Emily Watson played a nuclear scientists( really an amalgamation of several scientists) stationed in nearby Belarus, then part of the Soviet Union.  She was able to influence some of the cleanup efforts and was pressing for the truth to come out.  She got an Oscar nomination as leading lady on her debut film.

 Jessie Buckley played the pregnant wife of one of the fire fighters who lost his life after radiation exposure while she received dangerous radiation while visiting him.   Irish, singer,  She sung in many musicals in England.   She has acted in many films including "Judy" (2019) and the television series, "Fargo" (2020).

Geography does matter and so while watching I checked out Belarus and its capital Minsk where some of the radiation reached.  These are places that matter, but which most have a distorted awareness of.

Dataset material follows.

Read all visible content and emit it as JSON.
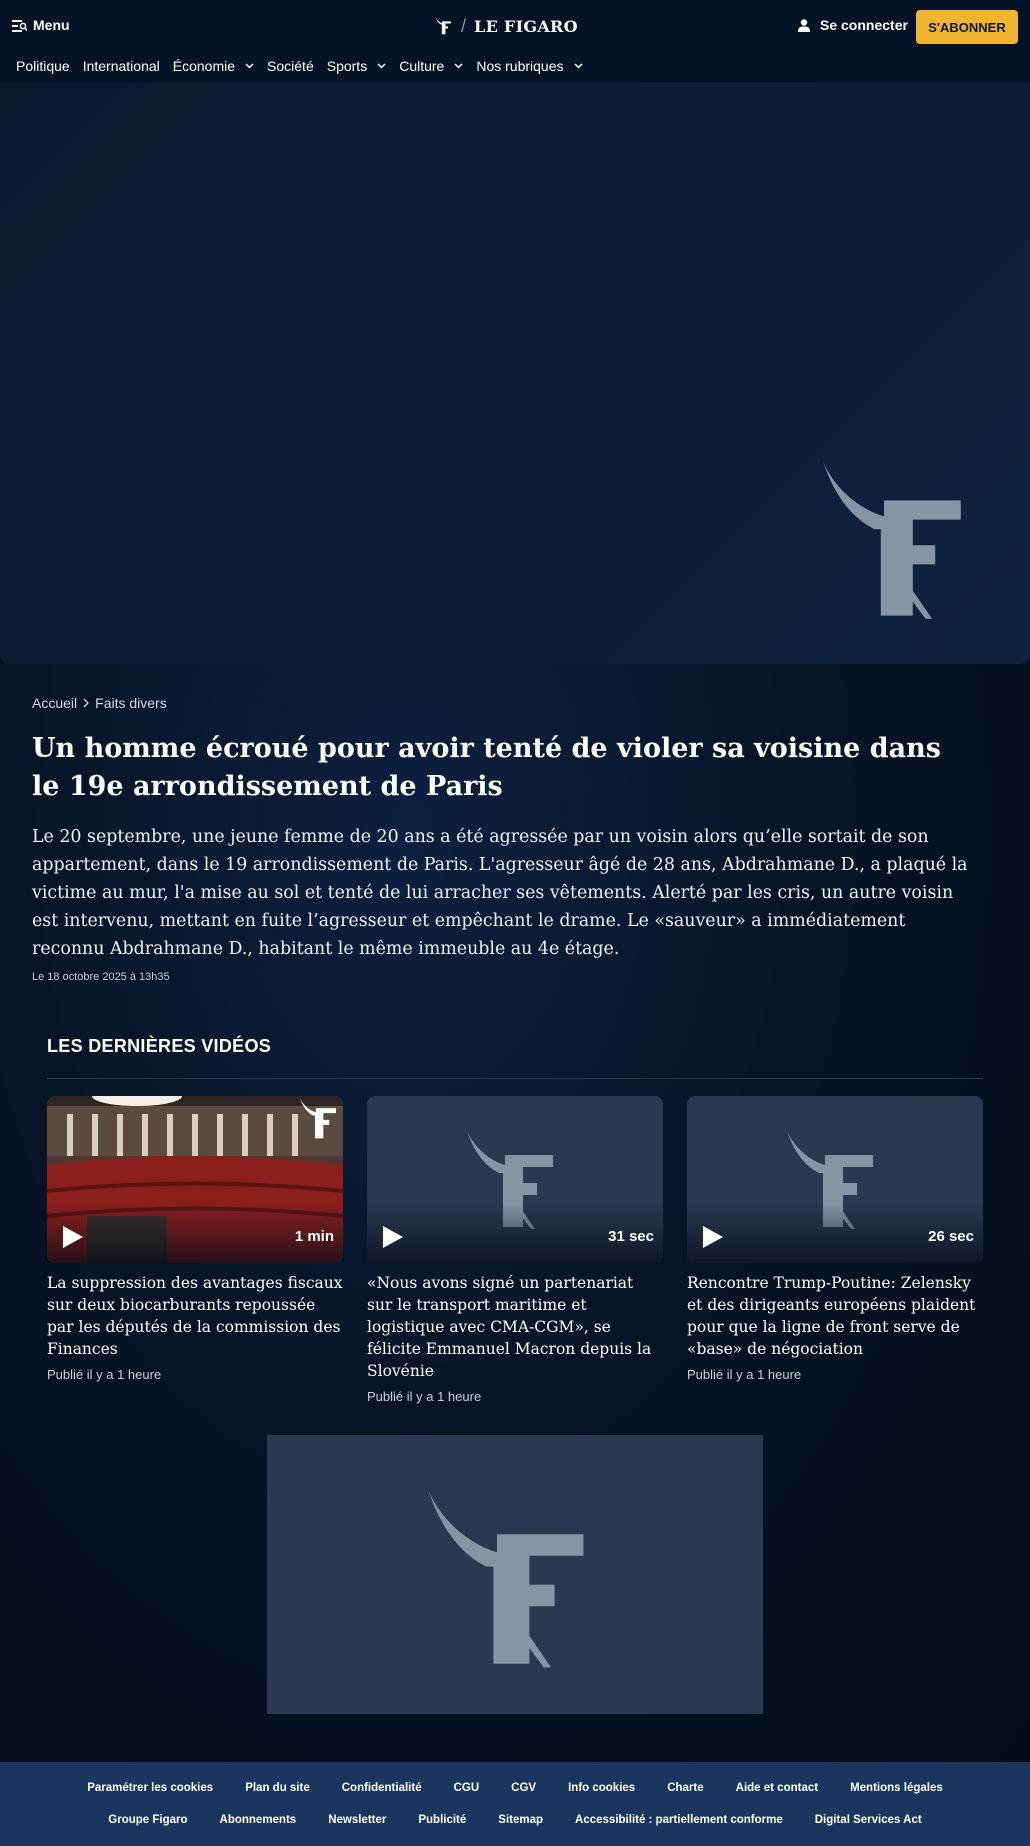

In the end it turned out to be a series of human errors that seemed impossible.  Although many corrections have been instituted, one must be concerned about humans.  There are business interests associated with nuclear power and like any institution there is a layered bureaucracy.  There are terrorists trying to figure out how to get their hands on bombs and some of whom see nuclear power plants as targets in themselves.  You will not easily forget the suffering images shown in the movie.

Note:  I have bolded titles that I have viewed.